    • Nov. 29, 10 a.m.-noon
      Bourbon Industry
      KHS will pull out some of the most puzzling (to us at least) of the images we have featuring the distilling process for this session. We need the public’s help in improving the descriptive information we have about the photographs. We don’t necessarily know what we are looking at, but we bet a lot of you do and we hope you’ll share that knowledge with us and the others who attend.
  • Second Saturday Genealogy

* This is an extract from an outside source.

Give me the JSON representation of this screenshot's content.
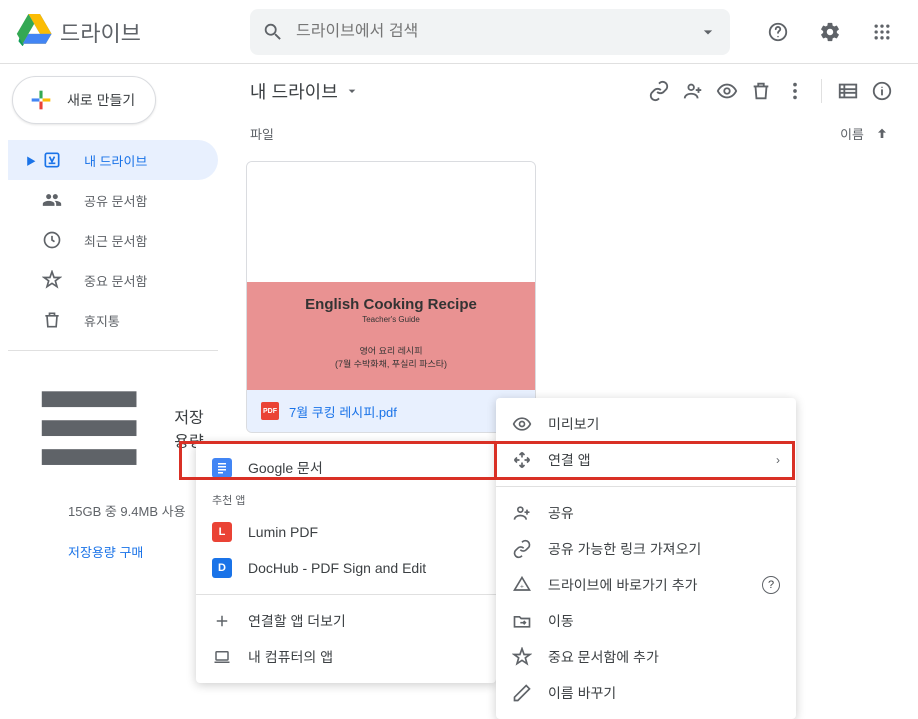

    Thomas D. Clark Center for Kentucky History, 100 W. Broadway.
    Co-sponsored with the Kentucky Genealogical Society.
    Free. Walk-ins are welcome, but advanced registration is recommended:502-564-1792, ext. 4460 or You also may reserve a $7 box lunch (payable at the door).

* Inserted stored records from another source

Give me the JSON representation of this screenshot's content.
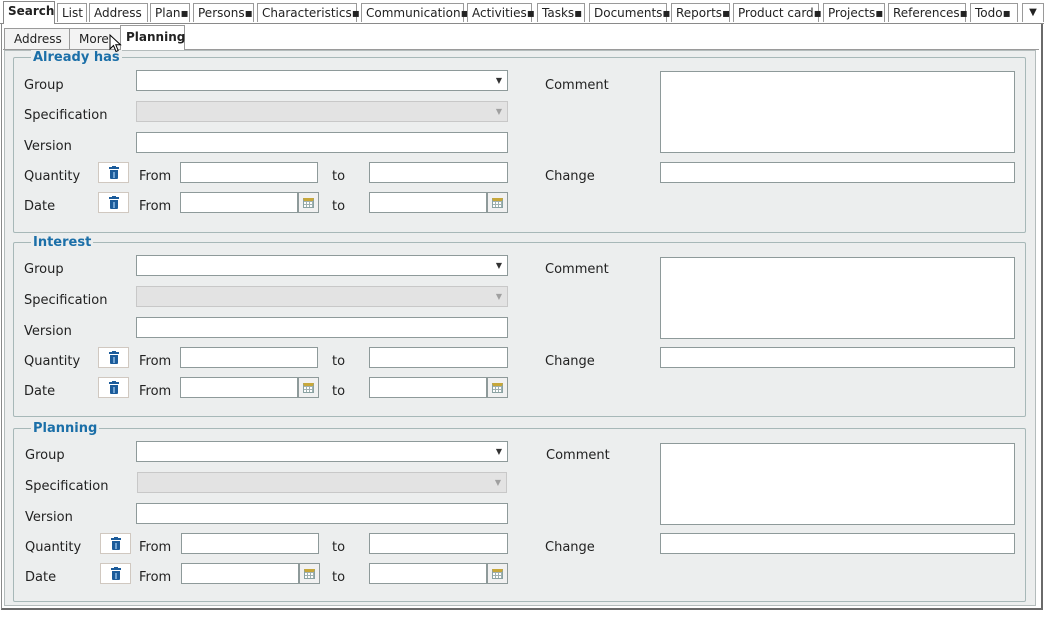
{
  "top_tabs": [
    {
      "label": "Search",
      "active": true
    },
    {
      "label": "List"
    },
    {
      "label": "Address"
    },
    {
      "label": "Plan▪"
    },
    {
      "label": "Persons▪"
    },
    {
      "label": "Characteristics▪"
    },
    {
      "label": "Communication▪"
    },
    {
      "label": "Activities▪"
    },
    {
      "label": "Tasks▪"
    },
    {
      "label": "Documents▪"
    },
    {
      "label": "Reports▪"
    },
    {
      "label": "Product card▪"
    },
    {
      "label": "Projects▪"
    },
    {
      "label": "References▪"
    },
    {
      "label": "Todo▪"
    }
  ],
  "top_tabs_more": "▼",
  "sub_tabs": [
    {
      "label": "Address"
    },
    {
      "label": "More"
    },
    {
      "label": "Planning",
      "active": true
    }
  ],
  "sections": [
    {
      "title": "Already has",
      "group_label": "Group",
      "group_value": "",
      "specification_label": "Specification",
      "specification_value": "",
      "version_label": "Version",
      "version_value": "",
      "quantity_label": "Quantity",
      "from_label": "From",
      "to_label": "to",
      "quantity_from": "",
      "quantity_to": "",
      "date_label": "Date",
      "date_from": "",
      "date_to": "",
      "comment_label": "Comment",
      "comment_value": "",
      "change_label": "Change",
      "change_value": ""
    },
    {
      "title": "Interest",
      "group_label": "Group",
      "group_value": "",
      "specification_label": "Specification",
      "specification_value": "",
      "version_label": "Version",
      "version_value": "",
      "quantity_label": "Quantity",
      "from_label": "From",
      "to_label": "to",
      "quantity_from": "",
      "quantity_to": "",
      "date_label": "Date",
      "date_from": "",
      "date_to": "",
      "comment_label": "Comment",
      "comment_value": "",
      "change_label": "Change",
      "change_value": ""
    },
    {
      "title": "Planning",
      "group_label": "Group",
      "group_value": "",
      "specification_label": "Specification",
      "specification_value": "",
      "version_label": "Version",
      "version_value": "",
      "quantity_label": "Quantity",
      "from_label": "From",
      "to_label": "to",
      "quantity_from": "",
      "quantity_to": "",
      "date_label": "Date",
      "date_from": "",
      "date_to": "",
      "comment_label": "Comment",
      "comment_value": "",
      "change_label": "Change",
      "change_value": ""
    }
  ],
  "colors": {
    "legend": "#1b6fa8",
    "panel_bg": "#eceeee",
    "trash_icon": "#1b5b9a"
  },
  "icons": {
    "trash": "trash-icon",
    "calendar": "calendar-icon",
    "dropdown": "chevron-down-icon",
    "cursor": "mouse-cursor-icon"
  }
}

    • Nov. 1
      NOTE: The November session takes place on the first Saturday of the month.
      Explore the Civil War Governors of Kentucky Digital Documentary Edition with Patrick Lewis*

      10:30 a.m. Civil War Social Networking: 21st Century Reconstructions of 19th Century Kentucky
      The Civil War Governors of Kentucky Digital Documentary Edition (CWG-K) is building a research database that will allow researchers to track individual Kentuckians, understand their social and kinship networks, economic systems, patterns of political patronage and more by identifying, imaging, transcribing, annotating and linking together more than 30,000 Civil War-era documents from archives across the nation. This powerful tool will change the way genealogists, historians and teachers access, understand and interpret Kentucky history.

      12:30 p.m. Civil War CSI: Murder, Politics and the Louisville Horse Pile
      Just one document can raise new and fascinating questions. This session will interactively analyze an 1864 Louisville murder. The case seems open-and-shut, but what clues should historians be picking up on here? What does the say about 19th century Kentucky—urban life, public health, the economy, immigration and ethnicity, civil-military interaction? What about that world is familiar to us? What questions jump out that need further research? What—or who— have historians overlooked in Civil War Kentucky? What can CWG-K help us learn about the dark side of a Kentucky we think we know so well?

  • Special Events

  • Thursday Night Genealogy, Live!


    6:30-7:30 p.m., Kentucky Historical Society, Thomas D. Clark Center for Kentucky History, 100 W. Broadway.
    Free. Info: or 502-564-1792, ext. 4460

    • Oct. 30
      Researching Cemeteries
    • Nov. 6
      Researching Native American Roots
    • Nov. 13
      Introduction to Pedigree/Family Tree Software
    • Nov. 20
      Getting Started with Genealogy
    • Dec. 4
      Researching Newspapers
    • Dec. 11
      Researching Occupations